▸ **AIM OF THE TASK**: Pull every line holding the string "display" from the records below.

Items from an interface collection
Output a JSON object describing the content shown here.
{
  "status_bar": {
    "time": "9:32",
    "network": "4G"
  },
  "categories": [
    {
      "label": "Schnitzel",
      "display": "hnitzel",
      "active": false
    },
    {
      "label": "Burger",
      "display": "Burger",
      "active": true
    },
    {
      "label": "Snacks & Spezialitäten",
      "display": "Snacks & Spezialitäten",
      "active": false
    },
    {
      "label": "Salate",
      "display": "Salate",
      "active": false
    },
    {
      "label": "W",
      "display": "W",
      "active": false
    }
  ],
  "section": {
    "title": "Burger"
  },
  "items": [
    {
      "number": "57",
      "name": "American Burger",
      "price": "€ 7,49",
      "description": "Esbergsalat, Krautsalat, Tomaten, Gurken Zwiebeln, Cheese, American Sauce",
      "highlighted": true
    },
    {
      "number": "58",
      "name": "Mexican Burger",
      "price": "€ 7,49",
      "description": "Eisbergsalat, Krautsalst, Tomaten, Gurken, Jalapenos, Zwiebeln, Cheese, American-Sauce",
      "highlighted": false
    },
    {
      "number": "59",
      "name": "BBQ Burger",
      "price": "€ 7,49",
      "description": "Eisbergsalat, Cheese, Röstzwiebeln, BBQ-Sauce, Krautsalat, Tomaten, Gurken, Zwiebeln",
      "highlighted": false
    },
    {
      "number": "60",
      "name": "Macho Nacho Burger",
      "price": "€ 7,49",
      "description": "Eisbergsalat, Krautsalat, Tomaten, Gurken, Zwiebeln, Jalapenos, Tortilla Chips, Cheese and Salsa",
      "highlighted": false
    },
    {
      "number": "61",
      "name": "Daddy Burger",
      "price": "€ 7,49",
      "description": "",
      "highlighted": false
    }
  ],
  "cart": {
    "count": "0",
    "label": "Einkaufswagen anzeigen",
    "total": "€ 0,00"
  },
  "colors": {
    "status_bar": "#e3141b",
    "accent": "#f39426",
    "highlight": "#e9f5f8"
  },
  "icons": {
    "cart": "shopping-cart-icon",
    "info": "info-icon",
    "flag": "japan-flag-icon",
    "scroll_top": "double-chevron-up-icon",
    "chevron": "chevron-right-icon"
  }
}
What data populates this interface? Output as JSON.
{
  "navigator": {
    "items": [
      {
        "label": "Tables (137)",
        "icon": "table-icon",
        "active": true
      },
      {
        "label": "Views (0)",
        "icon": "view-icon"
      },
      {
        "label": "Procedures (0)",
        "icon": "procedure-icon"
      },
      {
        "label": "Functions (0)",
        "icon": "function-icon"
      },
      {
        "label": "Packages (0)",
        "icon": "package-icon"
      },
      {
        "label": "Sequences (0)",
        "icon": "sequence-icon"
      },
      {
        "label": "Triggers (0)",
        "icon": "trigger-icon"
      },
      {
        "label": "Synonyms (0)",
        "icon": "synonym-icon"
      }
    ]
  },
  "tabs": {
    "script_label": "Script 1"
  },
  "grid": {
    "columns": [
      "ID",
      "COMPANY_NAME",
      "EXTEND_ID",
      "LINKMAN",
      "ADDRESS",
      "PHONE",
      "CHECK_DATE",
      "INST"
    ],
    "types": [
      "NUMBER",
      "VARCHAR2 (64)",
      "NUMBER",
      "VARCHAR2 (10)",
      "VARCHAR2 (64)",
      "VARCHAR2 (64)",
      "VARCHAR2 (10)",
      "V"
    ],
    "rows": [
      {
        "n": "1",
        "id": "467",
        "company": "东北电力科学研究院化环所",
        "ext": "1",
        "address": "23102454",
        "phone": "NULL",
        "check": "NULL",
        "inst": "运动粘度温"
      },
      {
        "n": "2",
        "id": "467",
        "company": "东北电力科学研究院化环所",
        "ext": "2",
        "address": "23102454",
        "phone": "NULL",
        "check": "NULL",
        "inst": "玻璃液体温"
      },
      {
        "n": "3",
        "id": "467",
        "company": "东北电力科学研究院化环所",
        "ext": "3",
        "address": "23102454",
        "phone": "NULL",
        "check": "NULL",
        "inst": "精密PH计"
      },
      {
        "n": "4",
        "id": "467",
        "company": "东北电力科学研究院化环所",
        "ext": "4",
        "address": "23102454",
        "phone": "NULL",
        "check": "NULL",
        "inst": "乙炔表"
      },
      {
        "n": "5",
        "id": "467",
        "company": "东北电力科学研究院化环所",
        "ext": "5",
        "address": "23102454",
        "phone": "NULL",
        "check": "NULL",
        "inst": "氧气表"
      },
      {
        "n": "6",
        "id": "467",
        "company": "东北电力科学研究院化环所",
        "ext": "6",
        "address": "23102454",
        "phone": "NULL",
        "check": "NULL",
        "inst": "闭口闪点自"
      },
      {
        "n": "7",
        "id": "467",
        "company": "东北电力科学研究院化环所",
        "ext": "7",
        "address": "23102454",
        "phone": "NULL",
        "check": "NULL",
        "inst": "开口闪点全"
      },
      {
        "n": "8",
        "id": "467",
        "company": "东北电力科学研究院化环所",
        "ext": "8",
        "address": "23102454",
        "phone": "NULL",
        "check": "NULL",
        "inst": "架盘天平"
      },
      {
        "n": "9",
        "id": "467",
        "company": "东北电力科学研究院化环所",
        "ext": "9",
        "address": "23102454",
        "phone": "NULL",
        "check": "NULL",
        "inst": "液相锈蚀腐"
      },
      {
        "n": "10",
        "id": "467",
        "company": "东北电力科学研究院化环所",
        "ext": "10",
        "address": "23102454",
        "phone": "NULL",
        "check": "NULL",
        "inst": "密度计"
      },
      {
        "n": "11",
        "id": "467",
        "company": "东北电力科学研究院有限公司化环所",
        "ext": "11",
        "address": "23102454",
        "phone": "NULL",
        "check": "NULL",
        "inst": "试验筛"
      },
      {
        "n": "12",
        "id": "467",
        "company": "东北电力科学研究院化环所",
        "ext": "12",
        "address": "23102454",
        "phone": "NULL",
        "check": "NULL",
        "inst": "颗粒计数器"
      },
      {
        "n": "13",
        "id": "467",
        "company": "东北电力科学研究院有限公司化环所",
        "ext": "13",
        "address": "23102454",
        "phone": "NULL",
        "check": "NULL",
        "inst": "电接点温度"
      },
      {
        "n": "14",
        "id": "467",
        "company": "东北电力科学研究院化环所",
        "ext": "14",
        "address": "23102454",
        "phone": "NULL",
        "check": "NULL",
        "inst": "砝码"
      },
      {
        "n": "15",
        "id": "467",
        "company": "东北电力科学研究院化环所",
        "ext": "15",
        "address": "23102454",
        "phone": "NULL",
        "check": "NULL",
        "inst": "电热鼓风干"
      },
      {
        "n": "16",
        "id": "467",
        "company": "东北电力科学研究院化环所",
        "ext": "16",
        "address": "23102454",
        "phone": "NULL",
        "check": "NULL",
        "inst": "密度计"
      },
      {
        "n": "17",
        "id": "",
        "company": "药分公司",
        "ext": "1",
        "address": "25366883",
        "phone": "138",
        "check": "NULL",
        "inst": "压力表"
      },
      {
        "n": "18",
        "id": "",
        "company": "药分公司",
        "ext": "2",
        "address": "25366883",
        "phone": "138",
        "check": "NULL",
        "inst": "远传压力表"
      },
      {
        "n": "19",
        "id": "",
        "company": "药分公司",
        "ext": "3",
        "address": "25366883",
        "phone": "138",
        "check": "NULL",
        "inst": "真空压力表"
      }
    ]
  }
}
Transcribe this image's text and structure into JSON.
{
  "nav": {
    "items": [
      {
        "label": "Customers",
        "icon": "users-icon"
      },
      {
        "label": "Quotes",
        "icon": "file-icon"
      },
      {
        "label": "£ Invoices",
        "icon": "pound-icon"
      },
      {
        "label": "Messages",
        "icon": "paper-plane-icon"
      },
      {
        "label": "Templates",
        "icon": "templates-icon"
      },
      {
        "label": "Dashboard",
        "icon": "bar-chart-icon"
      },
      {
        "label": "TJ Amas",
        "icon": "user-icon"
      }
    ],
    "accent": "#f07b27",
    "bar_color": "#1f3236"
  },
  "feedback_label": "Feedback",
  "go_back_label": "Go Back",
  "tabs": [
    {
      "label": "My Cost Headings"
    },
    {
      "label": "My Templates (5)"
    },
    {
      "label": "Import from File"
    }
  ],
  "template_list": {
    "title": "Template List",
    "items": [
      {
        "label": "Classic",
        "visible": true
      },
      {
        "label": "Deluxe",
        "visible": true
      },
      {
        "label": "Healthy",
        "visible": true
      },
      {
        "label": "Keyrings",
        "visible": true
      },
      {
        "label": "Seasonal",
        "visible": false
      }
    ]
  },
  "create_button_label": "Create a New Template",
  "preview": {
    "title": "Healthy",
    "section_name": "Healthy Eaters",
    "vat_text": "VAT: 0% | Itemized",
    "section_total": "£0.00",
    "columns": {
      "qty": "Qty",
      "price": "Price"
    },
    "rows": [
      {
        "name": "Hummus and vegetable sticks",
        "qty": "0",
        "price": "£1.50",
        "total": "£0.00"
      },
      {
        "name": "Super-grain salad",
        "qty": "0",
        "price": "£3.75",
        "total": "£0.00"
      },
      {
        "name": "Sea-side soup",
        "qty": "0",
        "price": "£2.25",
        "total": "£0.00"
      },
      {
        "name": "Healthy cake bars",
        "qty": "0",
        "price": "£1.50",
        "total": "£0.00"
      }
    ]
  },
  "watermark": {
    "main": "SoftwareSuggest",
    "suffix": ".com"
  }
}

▸ **ANSWER TO THIS PROBLEM**:
      "display": "hnitzel",
      "display": "Burger",
      "display": "Snacks & Spezialitäten",
      "display": "Salate",
      "display": "W",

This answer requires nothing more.